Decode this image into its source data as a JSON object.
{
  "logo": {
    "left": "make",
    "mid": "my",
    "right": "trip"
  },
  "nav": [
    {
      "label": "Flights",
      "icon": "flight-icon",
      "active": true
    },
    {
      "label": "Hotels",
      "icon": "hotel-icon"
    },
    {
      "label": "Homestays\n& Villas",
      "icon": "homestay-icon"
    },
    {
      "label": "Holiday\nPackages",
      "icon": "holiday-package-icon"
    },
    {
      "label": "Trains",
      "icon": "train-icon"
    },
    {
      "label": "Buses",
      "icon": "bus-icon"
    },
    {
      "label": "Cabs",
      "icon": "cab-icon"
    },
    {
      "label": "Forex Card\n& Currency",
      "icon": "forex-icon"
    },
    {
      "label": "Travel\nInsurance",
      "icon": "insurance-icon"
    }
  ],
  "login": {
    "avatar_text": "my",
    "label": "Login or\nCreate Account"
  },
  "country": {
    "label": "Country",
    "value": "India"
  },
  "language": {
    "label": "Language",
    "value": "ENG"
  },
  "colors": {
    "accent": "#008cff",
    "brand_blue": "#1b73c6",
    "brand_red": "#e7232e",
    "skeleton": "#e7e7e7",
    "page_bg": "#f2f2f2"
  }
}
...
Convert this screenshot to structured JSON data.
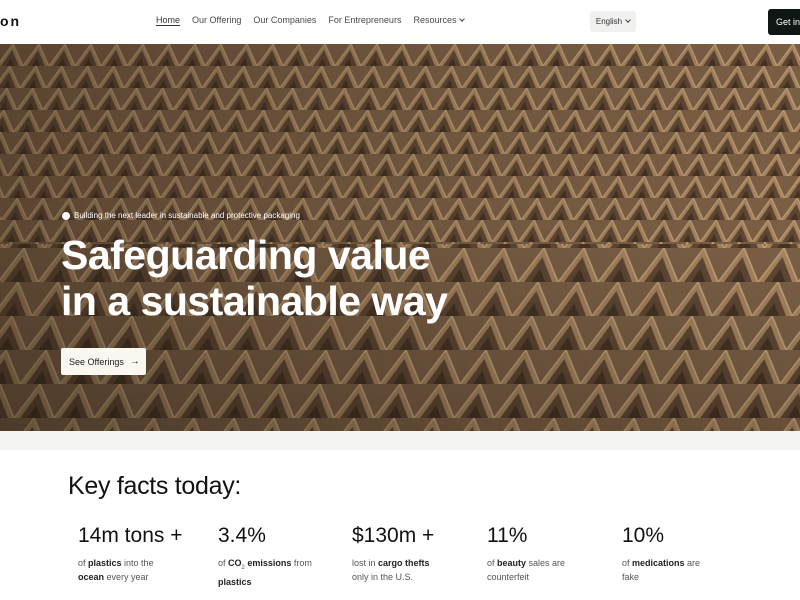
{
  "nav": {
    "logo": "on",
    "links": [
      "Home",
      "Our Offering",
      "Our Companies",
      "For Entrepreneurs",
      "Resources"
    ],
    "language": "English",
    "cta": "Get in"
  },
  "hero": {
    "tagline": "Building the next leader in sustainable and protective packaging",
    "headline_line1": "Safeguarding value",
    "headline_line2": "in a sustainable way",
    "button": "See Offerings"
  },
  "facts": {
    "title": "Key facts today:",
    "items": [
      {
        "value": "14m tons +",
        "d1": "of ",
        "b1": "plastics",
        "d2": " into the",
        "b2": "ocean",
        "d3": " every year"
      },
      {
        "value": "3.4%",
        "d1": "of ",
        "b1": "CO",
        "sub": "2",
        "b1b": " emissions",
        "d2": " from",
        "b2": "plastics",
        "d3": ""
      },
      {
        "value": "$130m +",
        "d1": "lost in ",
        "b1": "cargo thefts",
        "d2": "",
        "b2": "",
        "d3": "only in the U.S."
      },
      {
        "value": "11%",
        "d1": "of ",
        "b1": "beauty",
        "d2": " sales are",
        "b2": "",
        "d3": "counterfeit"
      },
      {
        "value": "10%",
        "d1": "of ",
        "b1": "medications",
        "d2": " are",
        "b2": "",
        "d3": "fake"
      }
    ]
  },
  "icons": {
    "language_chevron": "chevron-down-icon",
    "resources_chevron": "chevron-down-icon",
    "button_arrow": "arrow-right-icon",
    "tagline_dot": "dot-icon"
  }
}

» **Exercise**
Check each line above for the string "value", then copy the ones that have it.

» **Solved problem**
    "value": "India"
    "value": "ENG"
    "headline_line1": "Safeguarding value",
        "value": "14m tons +",
        "value": "3.4%",
        "value": "$130m +",
        "value": "11%",
        "value": "10%",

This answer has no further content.